Interface dataset entries:
=== Section Start ===

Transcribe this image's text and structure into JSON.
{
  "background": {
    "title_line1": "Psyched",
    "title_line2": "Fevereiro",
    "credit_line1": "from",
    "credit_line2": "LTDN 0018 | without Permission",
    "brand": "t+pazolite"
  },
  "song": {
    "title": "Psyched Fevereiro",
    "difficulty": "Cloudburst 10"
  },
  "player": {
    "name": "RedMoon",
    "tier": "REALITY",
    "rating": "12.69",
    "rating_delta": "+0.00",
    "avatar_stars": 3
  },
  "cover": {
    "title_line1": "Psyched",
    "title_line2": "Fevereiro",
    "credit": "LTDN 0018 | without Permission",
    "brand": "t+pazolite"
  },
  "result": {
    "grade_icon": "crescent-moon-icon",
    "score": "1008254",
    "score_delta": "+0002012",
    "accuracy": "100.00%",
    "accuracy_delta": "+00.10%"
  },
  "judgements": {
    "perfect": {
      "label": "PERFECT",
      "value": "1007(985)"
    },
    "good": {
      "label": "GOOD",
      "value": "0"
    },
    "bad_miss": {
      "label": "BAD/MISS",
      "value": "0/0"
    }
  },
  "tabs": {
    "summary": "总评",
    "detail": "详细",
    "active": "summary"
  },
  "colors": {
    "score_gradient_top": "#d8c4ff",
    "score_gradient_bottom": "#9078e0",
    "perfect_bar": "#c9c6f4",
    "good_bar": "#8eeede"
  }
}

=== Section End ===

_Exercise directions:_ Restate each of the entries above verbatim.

_Result:_
Transcribe this image's text and structure into JSON.
{
  "background": {
    "title_line1": "Psyched",
    "title_line2": "Fevereiro",
    "credit_line1": "from",
    "credit_line2": "LTDN 0018 | without Permission",
    "brand": "t+pazolite"
  },
  "song": {
    "title": "Psyched Fevereiro",
    "difficulty": "Cloudburst 10"
  },
  "player": {
    "name": "RedMoon",
    "tier": "REALITY",
    "rating": "12.69",
    "rating_delta": "+0.00",
    "avatar_stars": 3
  },
  "cover": {
    "title_line1": "Psyched",
    "title_line2": "Fevereiro",
    "credit": "LTDN 0018 | without Permission",
    "brand": "t+pazolite"
  },
  "result": {
    "grade_icon": "crescent-moon-icon",
    "score": "1008254",
    "score_delta": "+0002012",
    "accuracy": "100.00%",
    "accuracy_delta": "+00.10%"
  },
  "judgements": {
    "perfect": {
      "label": "PERFECT",
      "value": "1007(985)"
    },
    "good": {
      "label": "GOOD",
      "value": "0"
    },
    "bad_miss": {
      "label": "BAD/MISS",
      "value": "0/0"
    }
  },
  "tabs": {
    "summary": "总评",
    "detail": "详细",
    "active": "summary"
  },
  "colors": {
    "score_gradient_top": "#d8c4ff",
    "score_gradient_bottom": "#9078e0",
    "perfect_bar": "#c9c6f4",
    "good_bar": "#8eeede"
  }
}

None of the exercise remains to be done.